In an early morning update on Wednesday, it said the former tropical storm is “expected to rapidly dissipate, with windspeed reducing from the current 50 knots to 25 knots” as it tracks westward over the hills of Manicaland during the next 12 hours.
The Met warned that rains, particularly in Manicaland on the border with Mozambique, would result in “reduced visibility and flash flooding in areas with poor drainage as well as along river basis.”
“Mudslides and landslides as well as collapse of walls due to excessive moisture remain probable, thus monitoring your immediate environment is essential,” the weather service warned, while urging people to stay indoors.
Edgar Seenza, the Manicaland provincial development director said they had evacuated 121 people around Mutambara Mission and St Patrick’s High School.
“Chipinge, Chimanimani and Mutare started receiving rains early morning today. However, some people from Chimanimani preferred not to go to the evacuation centres saying they would rather go to relatives in areas they consider safe. A bus is on standby in case they changed their minds,” Seenza said Wednesday.

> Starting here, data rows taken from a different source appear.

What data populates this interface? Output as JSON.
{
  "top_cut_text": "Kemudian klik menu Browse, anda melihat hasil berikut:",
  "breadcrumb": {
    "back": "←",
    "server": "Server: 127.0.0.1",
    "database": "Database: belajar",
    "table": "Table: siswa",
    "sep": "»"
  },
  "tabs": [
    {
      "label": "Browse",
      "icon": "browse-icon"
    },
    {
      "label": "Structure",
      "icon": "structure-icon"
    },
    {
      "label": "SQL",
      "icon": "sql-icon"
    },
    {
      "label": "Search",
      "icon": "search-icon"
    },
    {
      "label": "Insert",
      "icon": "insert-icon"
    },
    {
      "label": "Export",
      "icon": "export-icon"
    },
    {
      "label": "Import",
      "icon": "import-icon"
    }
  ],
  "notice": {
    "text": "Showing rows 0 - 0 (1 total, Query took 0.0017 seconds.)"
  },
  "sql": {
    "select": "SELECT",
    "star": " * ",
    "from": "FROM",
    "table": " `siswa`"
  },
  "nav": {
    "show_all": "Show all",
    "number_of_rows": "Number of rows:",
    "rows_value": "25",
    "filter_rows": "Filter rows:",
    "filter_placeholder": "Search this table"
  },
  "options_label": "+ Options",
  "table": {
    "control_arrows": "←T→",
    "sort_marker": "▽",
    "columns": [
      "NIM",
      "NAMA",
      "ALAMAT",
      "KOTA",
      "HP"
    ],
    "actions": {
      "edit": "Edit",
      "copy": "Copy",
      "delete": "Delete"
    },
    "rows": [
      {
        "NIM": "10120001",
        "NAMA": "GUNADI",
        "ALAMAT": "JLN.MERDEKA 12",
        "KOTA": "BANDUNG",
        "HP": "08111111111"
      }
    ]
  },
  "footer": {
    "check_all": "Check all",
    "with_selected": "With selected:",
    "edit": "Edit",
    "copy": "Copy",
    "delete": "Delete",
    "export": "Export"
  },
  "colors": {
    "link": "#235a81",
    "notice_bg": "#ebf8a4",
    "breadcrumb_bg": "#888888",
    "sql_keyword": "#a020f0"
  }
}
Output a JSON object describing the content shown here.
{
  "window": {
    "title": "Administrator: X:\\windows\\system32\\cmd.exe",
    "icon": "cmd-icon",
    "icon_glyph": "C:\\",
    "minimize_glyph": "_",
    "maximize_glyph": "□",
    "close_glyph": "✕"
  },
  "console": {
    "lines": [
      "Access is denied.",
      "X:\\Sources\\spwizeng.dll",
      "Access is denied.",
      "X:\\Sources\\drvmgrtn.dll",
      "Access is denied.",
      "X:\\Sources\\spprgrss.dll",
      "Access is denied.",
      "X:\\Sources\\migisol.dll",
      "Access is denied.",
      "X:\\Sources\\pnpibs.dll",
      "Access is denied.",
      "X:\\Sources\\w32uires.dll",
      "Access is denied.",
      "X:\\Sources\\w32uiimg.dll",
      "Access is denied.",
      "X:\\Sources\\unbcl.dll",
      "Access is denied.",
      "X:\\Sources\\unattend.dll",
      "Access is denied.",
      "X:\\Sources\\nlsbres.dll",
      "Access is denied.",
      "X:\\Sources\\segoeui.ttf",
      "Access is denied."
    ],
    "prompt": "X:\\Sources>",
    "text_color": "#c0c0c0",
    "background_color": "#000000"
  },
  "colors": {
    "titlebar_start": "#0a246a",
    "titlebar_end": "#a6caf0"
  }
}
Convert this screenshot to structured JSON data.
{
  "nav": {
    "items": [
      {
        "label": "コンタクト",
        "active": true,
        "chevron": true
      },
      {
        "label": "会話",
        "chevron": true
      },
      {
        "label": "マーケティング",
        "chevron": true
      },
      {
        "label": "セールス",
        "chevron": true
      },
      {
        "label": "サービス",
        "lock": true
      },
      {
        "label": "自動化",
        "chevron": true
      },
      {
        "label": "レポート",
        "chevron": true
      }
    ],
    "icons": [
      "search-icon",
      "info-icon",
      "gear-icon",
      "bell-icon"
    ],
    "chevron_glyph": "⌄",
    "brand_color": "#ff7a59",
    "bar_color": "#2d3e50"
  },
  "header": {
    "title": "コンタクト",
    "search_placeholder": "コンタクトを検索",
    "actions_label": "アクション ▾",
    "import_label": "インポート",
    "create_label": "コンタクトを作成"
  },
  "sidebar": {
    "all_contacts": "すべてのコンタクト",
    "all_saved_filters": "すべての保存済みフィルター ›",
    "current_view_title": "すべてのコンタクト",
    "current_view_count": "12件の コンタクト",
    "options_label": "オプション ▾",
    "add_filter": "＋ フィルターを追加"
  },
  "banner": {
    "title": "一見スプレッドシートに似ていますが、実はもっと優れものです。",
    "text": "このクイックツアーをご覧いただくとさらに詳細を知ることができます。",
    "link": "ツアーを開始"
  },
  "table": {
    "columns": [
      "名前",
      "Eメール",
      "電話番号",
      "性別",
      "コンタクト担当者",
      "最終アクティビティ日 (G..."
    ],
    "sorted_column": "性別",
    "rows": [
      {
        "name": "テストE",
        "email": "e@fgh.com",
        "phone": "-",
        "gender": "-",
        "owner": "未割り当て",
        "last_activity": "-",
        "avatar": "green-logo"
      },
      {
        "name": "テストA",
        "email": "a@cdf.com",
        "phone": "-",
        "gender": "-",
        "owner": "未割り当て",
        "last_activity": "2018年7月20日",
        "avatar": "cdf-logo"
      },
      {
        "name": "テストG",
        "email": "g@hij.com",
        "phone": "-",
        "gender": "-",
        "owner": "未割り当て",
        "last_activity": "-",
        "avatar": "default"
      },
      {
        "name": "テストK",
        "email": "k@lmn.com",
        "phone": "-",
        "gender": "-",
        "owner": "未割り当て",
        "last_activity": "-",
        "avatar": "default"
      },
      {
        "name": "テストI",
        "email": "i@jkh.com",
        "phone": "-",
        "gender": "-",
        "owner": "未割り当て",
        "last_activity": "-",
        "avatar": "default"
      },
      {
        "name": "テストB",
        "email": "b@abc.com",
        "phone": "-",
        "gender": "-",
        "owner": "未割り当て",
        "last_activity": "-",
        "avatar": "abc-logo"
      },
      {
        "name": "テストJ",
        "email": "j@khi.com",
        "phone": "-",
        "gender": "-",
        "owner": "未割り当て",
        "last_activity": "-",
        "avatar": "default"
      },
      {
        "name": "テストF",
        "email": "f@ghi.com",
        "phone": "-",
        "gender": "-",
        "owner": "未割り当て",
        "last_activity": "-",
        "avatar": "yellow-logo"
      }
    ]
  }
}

After forging a path toward Madagascar last week, Chalane has become the first land-falling cyclone of the season in the southern Indian Ocean.
Chalane tracked across the island of Madagascar over the weekend as a tropical depression, bringing areas of heavy rain and gusty winds to the region.
On Monday, Chalane emerged over the Mozambique Channel and into an environment conducive for tropical development. Warm waters and a lack of vertical wind shear allowed the storm to strengthen into a severe tropical storm by Monday night.
The main threat from Chalane across Mozambique will be heavy rainfall, stated AccuWeather Lead International Meteorologist Jason Nicholls. However, the storm will be moving at a decent pace, so widespread rainfall totals are forecast to be around 50-100 mm.
These rainfall totals were expected over central Mozambique and into Zimbabwe with the highest totals following the centre of the storm from late Tuesday night though Thursday.
Gusty winds are also expected across Mozambique and Zimbabwe as Chalane forges a path inland with the strongest winds occurring near the coast where the storm made landfall on Wednesday morning.
Flash flooding will be possible from near landfall and inland into Zimbabwe along the storm’s track, even after it weakens below tropical storm intensity.